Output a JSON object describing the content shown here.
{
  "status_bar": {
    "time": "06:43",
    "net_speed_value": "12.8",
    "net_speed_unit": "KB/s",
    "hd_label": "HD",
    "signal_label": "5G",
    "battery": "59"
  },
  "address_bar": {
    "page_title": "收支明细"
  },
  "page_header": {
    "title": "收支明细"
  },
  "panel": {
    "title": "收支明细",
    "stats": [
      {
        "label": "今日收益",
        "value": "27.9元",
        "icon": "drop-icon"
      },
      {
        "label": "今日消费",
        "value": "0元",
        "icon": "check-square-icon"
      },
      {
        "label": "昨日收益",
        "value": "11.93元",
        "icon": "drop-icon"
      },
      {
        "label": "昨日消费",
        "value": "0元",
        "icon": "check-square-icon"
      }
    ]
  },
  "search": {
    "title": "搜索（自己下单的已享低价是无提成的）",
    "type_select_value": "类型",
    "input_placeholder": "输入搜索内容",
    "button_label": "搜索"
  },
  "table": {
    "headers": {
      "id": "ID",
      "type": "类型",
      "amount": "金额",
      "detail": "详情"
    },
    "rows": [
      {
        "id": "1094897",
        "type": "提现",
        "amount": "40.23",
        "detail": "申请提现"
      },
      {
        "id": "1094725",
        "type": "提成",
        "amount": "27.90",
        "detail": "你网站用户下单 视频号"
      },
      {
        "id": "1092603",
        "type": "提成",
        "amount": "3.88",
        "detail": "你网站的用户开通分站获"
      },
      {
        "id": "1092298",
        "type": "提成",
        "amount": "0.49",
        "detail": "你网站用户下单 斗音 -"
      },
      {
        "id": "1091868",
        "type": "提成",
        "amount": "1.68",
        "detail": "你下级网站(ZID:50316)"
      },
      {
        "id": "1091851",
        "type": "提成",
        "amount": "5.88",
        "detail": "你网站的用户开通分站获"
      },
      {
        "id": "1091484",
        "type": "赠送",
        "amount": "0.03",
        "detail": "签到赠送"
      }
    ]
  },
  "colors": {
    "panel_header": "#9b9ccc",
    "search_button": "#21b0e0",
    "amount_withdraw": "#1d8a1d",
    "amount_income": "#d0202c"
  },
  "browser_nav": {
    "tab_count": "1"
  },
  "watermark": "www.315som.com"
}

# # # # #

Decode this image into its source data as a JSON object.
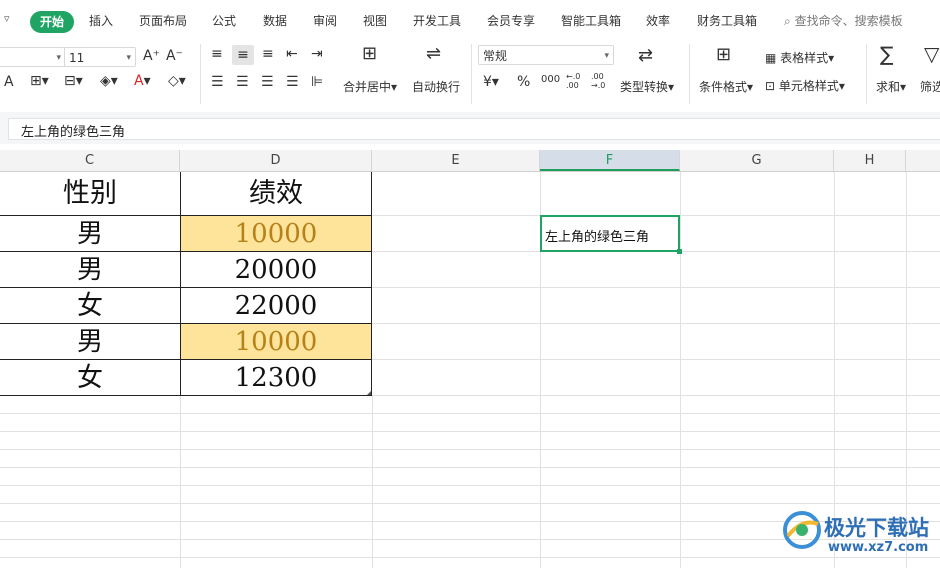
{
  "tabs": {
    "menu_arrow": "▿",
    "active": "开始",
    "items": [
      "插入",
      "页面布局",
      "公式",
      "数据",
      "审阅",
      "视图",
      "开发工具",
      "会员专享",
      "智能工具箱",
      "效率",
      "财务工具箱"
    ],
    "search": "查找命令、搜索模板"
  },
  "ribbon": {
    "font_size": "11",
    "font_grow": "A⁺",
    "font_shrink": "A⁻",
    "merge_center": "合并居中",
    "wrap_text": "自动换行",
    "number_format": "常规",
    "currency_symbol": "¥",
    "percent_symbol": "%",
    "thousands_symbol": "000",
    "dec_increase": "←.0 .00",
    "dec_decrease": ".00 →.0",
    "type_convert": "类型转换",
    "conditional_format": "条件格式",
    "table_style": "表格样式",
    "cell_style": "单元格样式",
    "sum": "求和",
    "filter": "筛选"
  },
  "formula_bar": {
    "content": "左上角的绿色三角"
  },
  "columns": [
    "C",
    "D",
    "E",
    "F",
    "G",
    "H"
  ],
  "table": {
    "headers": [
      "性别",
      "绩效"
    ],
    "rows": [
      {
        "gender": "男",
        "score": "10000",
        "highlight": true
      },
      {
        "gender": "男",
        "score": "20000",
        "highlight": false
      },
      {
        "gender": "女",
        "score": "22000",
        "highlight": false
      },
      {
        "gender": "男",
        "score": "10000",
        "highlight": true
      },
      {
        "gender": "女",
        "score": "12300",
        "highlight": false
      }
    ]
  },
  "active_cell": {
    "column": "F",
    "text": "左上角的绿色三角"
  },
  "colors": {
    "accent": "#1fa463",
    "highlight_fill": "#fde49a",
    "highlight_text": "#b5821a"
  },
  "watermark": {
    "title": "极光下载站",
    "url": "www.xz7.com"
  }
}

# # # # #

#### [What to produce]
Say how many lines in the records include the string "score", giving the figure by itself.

#### [The completed task]
5